PROBLEM TO SOLVE » From the records below, pull each line that has "Repository".

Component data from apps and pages
☆ ☆ ☆ ☆ ☆ ☆ ☆
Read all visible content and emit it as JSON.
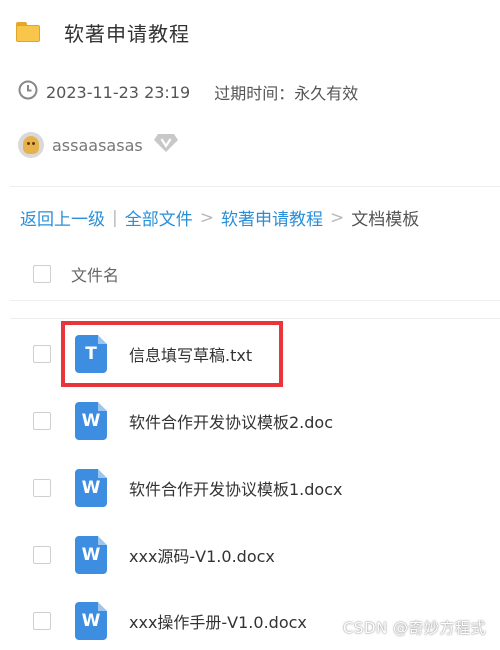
{
  "share": {
    "title": "软著申请教程",
    "date": "2023-11-23 23:19",
    "expire_label": "过期时间：",
    "expire_value": "永久有效",
    "username": "assaasasas"
  },
  "breadcrumb": {
    "back": "返回上一级",
    "sep1": "|",
    "all_files": "全部文件",
    "sep2": ">",
    "level1": "软著申请教程",
    "sep3": ">",
    "current": "文档模板"
  },
  "list": {
    "column_filename": "文件名",
    "files": [
      {
        "name": "信息填写草稿.txt",
        "type": "txt",
        "icon_letter": "T"
      },
      {
        "name": "软件合作开发协议模板2.doc",
        "type": "doc",
        "icon_letter": "W"
      },
      {
        "name": "软件合作开发协议模板1.docx",
        "type": "docx",
        "icon_letter": "W"
      },
      {
        "name": "xxx源码-V1.0.docx",
        "type": "docx",
        "icon_letter": "W"
      },
      {
        "name": "xxx操作手册-V1.0.docx",
        "type": "docx",
        "icon_letter": "W"
      }
    ]
  },
  "watermark": "CSDN @奇妙方程式",
  "icons": {
    "folder": "folder-icon",
    "clock": "clock-icon",
    "vip": "vip-diamond-icon",
    "txt": "txt-file-icon",
    "word": "word-file-icon"
  },
  "colors": {
    "link": "#2a8fd8",
    "file_icon": "#3d8de0",
    "highlight": "#e8343a",
    "folder": "#f7c64a"
  }
}
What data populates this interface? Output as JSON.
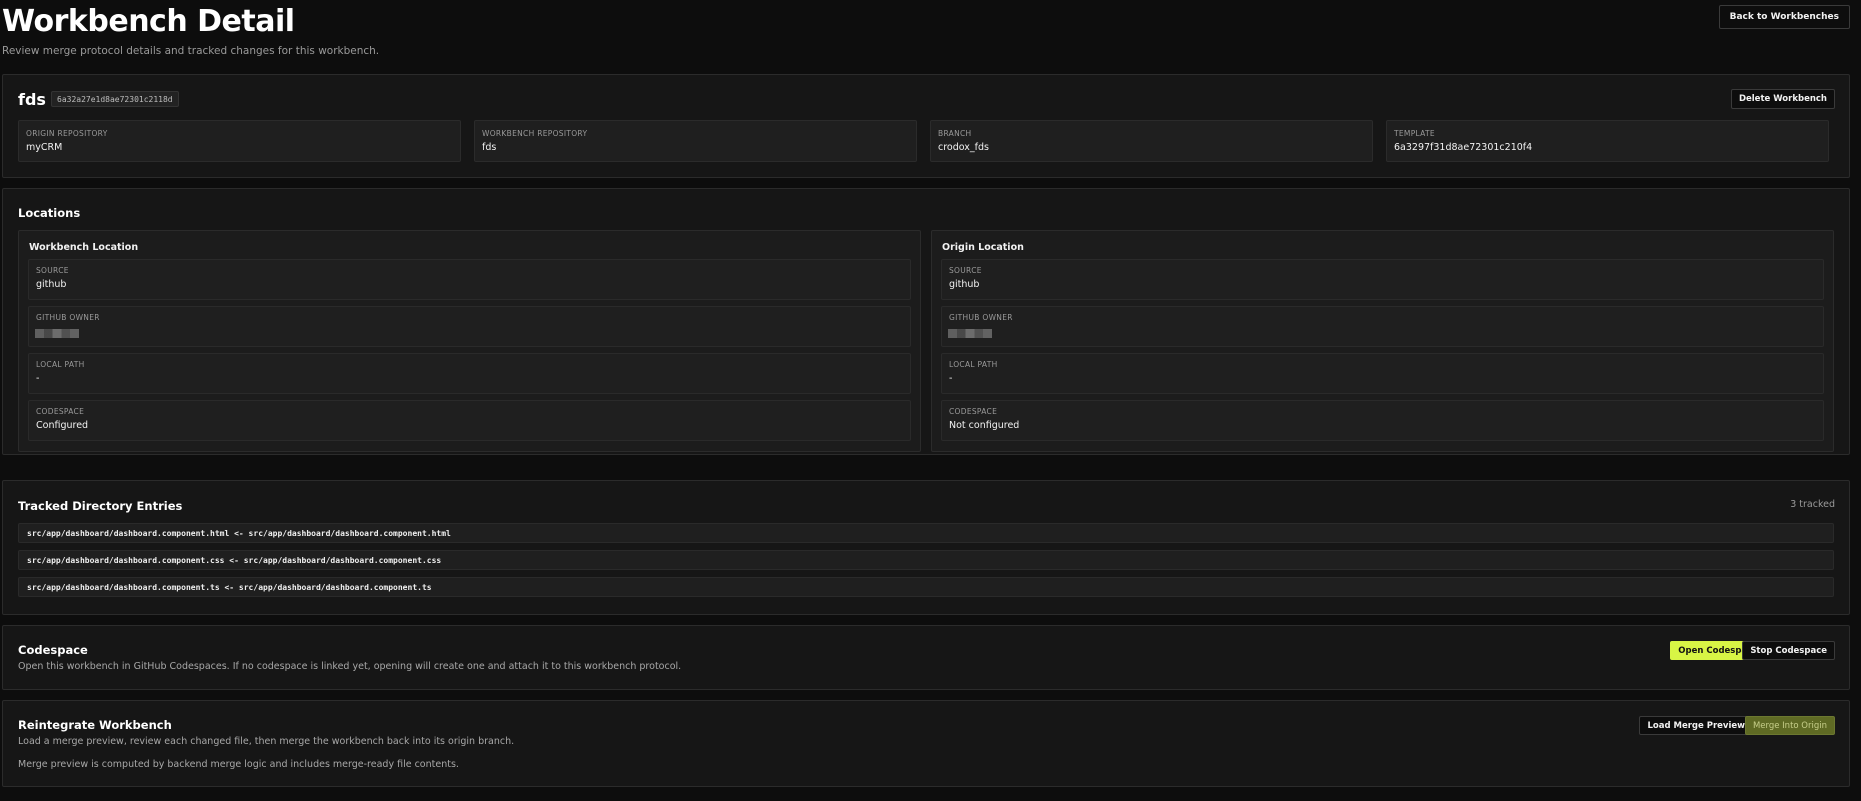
{
  "header": {
    "title": "Workbench Detail",
    "subtitle": "Review merge protocol details and tracked changes for this workbench.",
    "back_label": "Back to Workbenches"
  },
  "overview": {
    "name": "fds",
    "id": "6a32a27e1d8ae72301c2118d",
    "delete_label": "Delete Workbench",
    "fields": [
      {
        "label": "Origin Repository",
        "value": "myCRM"
      },
      {
        "label": "Workbench Repository",
        "value": "fds"
      },
      {
        "label": "Branch",
        "value": "crodox_fds"
      },
      {
        "label": "Template",
        "value": "6a3297f31d8ae72301c210f4"
      }
    ]
  },
  "locations": {
    "title": "Locations",
    "workbench": {
      "title": "Workbench Location",
      "source_label": "Source",
      "source": "github",
      "owner_label": "GitHub Owner",
      "owner": "",
      "path_label": "Local Path",
      "path": "-",
      "codespace_label": "Codespace",
      "codespace": "Configured"
    },
    "origin": {
      "title": "Origin Location",
      "source_label": "Source",
      "source": "github",
      "owner_label": "GitHub Owner",
      "owner": "",
      "path_label": "Local Path",
      "path": "-",
      "codespace_label": "Codespace",
      "codespace": "Not configured"
    }
  },
  "tracked": {
    "title": "Tracked Directory Entries",
    "count": "3 tracked",
    "entries": [
      "src/app/dashboard/dashboard.component.html <- src/app/dashboard/dashboard.component.html",
      "src/app/dashboard/dashboard.component.css <- src/app/dashboard/dashboard.component.css",
      "src/app/dashboard/dashboard.component.ts <- src/app/dashboard/dashboard.component.ts"
    ]
  },
  "codespace": {
    "title": "Codespace",
    "description": "Open this workbench in GitHub Codespaces. If no codespace is linked yet, opening will create one and attach it to this workbench protocol.",
    "open_label": "Open Codespace",
    "stop_label": "Stop Codespace"
  },
  "reintegrate": {
    "title": "Reintegrate Workbench",
    "description": "Load a merge preview, review each changed file, then merge the workbench back into its origin branch.",
    "note": "Merge preview is computed by backend merge logic and includes merge-ready file contents.",
    "preview_label": "Load Merge Preview",
    "merge_label": "Merge Into Origin"
  },
  "colors": {
    "background": "#0d0d0d",
    "panel": "#161616",
    "accent": "#d8f545"
  }
}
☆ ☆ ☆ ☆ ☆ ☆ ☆
RESULT OF THIS EXERCISE »
        "label": "Origin Repository",
        "label": "Workbench Repository",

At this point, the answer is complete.